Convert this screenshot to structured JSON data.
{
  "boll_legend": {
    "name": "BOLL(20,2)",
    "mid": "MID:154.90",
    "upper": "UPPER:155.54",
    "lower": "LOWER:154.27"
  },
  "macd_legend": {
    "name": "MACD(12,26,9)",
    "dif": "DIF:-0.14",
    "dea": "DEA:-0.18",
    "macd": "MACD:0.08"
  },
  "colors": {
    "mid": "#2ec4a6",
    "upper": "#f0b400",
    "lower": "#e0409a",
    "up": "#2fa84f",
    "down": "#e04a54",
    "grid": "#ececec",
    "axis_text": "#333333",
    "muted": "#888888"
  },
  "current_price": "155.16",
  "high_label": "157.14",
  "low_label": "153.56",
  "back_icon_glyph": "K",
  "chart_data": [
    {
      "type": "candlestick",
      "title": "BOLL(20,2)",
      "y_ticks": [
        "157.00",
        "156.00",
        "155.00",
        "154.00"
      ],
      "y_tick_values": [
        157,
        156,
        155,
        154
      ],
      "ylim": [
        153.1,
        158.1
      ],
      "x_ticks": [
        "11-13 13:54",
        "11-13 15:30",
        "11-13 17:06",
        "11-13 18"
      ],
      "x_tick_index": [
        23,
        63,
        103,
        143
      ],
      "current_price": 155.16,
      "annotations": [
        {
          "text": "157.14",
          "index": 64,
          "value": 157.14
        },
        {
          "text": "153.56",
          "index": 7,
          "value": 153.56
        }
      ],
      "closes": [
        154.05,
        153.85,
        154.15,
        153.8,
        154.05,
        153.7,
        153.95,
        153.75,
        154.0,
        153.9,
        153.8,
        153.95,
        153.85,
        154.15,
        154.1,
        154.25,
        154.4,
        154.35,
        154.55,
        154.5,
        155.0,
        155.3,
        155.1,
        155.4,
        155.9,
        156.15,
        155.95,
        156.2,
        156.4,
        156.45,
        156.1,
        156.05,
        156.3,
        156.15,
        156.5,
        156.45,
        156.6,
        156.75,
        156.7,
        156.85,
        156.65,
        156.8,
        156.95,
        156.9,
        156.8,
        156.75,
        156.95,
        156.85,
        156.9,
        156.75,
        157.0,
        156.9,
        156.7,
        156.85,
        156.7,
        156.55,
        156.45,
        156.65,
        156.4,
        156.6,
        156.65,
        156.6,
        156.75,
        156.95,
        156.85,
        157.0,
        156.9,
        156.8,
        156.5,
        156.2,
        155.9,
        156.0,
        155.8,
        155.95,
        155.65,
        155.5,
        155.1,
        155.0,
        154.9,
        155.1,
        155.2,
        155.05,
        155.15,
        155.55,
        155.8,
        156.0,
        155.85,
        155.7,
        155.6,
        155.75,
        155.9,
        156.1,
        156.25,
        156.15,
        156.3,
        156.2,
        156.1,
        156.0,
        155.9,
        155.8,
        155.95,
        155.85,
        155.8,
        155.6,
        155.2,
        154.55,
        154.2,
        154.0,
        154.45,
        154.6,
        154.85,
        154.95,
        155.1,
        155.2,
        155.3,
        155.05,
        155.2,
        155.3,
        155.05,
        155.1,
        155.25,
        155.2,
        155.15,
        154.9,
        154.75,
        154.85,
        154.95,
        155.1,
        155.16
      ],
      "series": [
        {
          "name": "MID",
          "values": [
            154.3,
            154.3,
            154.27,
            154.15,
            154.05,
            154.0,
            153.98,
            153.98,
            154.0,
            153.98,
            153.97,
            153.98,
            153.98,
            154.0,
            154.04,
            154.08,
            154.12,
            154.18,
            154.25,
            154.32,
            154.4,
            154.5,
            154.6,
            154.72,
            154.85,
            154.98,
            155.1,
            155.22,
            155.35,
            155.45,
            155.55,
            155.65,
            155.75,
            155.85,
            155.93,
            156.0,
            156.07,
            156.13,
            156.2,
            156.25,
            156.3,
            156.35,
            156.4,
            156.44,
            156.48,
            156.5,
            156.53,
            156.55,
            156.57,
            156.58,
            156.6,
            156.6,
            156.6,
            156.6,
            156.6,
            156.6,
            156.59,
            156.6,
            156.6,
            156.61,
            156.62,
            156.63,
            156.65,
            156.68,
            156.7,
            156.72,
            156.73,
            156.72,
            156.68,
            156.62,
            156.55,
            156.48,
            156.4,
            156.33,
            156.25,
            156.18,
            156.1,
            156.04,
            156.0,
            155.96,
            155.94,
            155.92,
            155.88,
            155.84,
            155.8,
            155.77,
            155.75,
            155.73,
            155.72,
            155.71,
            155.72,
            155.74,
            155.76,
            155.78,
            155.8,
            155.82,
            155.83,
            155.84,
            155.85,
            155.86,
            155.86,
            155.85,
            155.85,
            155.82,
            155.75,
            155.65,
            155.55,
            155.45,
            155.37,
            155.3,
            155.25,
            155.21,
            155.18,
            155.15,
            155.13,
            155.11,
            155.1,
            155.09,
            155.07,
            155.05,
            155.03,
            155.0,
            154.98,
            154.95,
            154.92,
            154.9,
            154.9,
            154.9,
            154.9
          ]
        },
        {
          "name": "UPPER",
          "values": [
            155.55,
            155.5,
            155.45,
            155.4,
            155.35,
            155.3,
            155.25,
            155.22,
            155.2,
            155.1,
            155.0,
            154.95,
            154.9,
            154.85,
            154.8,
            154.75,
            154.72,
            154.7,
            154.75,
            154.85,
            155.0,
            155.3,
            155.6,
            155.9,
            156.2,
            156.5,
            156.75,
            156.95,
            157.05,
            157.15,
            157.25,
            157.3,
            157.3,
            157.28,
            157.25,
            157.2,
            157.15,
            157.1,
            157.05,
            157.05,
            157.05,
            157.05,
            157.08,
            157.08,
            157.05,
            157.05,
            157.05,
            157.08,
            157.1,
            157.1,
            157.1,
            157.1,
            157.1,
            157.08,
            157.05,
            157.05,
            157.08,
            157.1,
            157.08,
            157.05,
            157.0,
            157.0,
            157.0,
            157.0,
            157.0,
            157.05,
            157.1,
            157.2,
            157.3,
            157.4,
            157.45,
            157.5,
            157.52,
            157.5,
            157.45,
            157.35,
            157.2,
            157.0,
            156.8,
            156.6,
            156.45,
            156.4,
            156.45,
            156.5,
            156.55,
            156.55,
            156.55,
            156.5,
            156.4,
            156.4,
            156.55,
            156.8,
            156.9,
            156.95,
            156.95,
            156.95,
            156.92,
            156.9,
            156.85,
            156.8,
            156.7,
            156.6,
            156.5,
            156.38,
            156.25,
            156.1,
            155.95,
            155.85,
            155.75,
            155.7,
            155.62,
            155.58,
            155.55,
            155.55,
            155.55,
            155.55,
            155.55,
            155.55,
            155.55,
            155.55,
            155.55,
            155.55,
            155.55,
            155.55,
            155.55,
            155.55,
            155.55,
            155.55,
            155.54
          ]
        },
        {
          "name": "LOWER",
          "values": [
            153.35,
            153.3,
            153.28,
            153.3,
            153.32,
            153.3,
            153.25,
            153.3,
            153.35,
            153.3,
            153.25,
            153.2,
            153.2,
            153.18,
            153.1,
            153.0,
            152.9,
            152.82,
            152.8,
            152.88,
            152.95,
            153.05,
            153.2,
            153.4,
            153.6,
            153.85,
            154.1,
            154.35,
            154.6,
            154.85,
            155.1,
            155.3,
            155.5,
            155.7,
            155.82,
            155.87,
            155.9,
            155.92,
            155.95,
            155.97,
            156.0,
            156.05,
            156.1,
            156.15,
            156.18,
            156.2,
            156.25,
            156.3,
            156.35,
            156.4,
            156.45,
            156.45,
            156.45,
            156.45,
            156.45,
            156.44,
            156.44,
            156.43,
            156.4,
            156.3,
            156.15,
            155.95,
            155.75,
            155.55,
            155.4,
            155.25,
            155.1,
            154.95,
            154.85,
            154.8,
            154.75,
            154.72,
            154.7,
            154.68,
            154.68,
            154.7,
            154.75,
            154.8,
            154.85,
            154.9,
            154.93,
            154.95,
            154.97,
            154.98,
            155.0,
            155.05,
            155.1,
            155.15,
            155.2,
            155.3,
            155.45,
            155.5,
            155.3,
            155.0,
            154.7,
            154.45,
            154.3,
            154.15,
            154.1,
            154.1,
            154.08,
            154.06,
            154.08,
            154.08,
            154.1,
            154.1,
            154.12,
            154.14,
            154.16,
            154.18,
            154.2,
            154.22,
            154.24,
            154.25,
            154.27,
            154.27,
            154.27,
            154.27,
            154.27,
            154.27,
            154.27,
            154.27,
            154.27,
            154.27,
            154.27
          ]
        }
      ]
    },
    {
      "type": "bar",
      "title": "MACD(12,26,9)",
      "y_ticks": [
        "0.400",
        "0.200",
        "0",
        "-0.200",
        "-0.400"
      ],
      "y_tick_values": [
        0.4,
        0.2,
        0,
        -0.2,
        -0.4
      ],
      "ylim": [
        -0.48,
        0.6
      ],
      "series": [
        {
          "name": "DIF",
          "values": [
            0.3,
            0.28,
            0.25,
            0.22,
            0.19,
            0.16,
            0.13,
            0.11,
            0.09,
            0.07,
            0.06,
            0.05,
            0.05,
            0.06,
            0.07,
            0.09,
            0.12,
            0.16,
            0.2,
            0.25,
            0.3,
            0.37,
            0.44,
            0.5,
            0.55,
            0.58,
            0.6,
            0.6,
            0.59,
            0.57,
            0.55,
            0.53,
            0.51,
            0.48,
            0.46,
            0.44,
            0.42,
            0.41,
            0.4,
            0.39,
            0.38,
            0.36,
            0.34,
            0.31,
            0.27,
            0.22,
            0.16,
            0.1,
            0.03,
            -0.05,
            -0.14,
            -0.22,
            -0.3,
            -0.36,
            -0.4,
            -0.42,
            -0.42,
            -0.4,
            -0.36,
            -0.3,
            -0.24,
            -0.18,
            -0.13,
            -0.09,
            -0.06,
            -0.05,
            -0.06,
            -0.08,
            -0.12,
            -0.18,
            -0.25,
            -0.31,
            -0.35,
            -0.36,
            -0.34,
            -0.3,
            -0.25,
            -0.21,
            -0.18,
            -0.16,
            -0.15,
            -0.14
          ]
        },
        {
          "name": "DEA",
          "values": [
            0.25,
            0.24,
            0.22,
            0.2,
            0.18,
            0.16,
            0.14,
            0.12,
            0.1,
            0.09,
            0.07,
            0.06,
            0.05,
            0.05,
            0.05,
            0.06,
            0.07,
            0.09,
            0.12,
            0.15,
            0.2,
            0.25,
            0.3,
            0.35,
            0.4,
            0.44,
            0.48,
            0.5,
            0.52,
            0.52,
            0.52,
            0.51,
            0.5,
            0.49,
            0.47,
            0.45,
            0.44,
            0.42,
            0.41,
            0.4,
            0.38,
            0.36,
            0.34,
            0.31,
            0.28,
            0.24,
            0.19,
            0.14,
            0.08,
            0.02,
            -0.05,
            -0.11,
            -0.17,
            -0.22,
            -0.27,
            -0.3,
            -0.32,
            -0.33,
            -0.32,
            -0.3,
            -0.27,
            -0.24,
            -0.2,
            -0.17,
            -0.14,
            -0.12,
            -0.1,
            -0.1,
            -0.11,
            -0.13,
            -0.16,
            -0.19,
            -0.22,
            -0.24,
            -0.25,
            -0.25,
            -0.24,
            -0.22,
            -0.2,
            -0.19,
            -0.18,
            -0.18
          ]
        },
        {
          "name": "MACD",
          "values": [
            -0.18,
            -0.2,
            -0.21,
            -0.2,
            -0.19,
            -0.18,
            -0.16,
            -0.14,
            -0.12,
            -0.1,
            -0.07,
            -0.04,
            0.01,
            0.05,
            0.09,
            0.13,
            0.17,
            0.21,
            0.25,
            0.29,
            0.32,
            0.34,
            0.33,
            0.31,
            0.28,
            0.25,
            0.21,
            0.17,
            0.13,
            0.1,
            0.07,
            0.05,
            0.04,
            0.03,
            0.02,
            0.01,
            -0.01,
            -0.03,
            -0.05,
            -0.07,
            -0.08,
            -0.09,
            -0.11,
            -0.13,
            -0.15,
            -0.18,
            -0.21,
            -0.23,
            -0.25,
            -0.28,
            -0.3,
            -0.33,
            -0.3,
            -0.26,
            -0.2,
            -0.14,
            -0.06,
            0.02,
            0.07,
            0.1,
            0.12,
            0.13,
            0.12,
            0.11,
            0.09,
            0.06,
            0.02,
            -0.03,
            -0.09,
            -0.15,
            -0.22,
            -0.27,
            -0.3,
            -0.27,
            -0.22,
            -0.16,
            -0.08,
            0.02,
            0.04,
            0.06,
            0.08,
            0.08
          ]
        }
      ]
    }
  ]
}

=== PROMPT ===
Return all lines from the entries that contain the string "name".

=== WRITTEN SOLUTION ===
    "name": "BOLL(20,2)",
    "name": "MACD(12,26,9)",
          "name": "MID",
          "name": "UPPER",
          "name": "LOWER",
          "name": "DIF",
          "name": "DEA",
          "name": "MACD",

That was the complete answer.